START Data for this task

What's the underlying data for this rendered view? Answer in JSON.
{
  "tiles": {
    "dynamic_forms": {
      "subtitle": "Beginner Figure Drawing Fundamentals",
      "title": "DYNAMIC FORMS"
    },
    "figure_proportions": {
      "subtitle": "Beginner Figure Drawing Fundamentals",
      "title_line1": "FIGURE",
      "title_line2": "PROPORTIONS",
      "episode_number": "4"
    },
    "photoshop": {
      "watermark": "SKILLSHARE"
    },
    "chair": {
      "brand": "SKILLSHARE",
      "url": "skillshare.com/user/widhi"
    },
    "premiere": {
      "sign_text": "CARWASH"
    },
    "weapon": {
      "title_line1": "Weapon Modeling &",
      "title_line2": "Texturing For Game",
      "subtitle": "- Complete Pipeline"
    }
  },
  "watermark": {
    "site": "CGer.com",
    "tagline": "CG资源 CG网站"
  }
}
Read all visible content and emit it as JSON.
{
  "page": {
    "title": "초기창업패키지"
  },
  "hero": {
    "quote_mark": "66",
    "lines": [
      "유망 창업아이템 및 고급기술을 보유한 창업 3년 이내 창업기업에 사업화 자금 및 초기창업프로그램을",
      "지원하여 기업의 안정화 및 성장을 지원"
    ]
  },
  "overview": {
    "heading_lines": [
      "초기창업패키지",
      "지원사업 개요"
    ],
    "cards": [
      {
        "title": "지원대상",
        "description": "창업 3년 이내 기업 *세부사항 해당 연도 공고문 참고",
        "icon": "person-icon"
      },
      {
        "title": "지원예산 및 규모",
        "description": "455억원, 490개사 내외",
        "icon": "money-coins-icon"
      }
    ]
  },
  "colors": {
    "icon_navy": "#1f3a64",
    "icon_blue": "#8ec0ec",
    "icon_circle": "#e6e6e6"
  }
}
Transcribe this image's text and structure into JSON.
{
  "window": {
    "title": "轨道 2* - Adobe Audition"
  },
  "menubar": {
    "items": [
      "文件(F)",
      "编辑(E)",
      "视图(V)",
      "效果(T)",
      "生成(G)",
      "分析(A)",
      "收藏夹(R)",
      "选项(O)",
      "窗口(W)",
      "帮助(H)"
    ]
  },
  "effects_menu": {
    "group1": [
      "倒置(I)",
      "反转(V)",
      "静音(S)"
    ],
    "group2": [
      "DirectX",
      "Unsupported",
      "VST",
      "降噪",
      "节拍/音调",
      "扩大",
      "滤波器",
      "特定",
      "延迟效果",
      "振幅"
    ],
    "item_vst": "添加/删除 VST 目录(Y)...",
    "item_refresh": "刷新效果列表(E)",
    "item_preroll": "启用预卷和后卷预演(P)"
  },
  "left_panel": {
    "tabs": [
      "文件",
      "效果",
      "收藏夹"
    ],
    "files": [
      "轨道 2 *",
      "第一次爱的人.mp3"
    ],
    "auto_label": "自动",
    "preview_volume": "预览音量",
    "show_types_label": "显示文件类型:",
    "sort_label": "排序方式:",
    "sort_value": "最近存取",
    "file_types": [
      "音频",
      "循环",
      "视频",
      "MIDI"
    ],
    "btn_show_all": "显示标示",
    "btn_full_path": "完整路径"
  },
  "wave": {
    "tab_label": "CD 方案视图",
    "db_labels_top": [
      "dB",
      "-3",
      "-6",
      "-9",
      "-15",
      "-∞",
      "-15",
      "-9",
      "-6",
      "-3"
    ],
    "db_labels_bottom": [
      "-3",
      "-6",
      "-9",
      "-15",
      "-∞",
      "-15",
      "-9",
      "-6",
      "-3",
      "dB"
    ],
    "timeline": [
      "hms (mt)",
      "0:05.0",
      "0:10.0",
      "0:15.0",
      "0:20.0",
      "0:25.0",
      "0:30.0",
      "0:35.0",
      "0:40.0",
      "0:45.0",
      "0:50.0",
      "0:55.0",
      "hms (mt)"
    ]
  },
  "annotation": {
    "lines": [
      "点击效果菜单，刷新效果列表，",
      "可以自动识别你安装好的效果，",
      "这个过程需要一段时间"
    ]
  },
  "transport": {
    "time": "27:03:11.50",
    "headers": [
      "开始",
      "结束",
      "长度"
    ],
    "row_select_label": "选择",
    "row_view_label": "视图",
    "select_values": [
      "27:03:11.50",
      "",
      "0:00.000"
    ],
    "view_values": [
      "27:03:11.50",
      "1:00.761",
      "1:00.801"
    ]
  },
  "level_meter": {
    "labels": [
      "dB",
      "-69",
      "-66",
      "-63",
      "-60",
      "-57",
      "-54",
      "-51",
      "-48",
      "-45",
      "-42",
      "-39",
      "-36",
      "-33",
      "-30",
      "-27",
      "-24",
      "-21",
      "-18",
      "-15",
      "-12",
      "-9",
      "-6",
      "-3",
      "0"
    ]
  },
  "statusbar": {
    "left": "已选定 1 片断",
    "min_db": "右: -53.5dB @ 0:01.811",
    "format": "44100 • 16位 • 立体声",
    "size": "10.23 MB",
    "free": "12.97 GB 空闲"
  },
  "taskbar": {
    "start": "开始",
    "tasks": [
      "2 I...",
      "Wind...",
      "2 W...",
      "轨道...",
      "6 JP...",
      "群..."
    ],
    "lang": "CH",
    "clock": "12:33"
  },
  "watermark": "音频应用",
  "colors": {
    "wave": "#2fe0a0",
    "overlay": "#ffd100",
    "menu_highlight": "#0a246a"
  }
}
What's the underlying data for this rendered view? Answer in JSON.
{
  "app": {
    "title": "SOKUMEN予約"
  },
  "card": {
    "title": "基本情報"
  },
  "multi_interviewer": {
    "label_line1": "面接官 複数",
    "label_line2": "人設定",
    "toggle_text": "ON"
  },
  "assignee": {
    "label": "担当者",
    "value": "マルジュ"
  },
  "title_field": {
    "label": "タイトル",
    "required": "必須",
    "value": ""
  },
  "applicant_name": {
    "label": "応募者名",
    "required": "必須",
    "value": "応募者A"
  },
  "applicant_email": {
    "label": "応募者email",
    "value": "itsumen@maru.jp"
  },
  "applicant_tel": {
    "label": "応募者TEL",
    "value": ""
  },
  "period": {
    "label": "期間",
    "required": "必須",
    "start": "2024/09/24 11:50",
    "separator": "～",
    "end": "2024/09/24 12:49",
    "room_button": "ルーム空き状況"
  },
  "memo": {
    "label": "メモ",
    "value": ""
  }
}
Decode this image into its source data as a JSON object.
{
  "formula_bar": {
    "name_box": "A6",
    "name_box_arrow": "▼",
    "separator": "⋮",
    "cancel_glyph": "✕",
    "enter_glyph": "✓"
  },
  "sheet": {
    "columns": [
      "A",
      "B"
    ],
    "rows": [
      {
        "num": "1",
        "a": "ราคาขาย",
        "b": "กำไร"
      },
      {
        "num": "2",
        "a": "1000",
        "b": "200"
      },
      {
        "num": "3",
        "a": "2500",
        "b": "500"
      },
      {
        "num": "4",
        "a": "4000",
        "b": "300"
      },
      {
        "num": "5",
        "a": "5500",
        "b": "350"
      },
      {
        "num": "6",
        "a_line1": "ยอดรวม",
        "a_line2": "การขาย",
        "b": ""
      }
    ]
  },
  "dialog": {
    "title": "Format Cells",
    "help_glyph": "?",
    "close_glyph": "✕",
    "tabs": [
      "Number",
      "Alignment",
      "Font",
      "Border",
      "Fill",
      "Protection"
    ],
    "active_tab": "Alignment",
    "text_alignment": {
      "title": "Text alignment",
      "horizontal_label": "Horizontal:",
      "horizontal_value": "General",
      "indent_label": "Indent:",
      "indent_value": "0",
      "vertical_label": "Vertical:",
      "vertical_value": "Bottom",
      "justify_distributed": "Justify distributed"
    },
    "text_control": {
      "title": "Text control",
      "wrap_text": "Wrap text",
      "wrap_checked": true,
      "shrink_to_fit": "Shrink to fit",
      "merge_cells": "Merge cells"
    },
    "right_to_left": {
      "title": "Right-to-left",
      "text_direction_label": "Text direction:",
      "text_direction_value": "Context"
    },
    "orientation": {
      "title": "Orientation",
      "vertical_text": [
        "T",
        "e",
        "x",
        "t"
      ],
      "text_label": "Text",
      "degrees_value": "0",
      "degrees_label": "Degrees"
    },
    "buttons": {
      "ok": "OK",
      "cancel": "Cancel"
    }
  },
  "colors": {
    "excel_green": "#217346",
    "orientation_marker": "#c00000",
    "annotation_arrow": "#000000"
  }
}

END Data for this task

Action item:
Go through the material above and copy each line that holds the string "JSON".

Exercise result:
What's the underlying data for this rendered view? Answer in JSON.
Read all visible content and emit it as JSON.
Transcribe this image's text and structure into JSON.
What's the underlying data for this rendered view? Answer in JSON.
Decode this image into its source data as a JSON object.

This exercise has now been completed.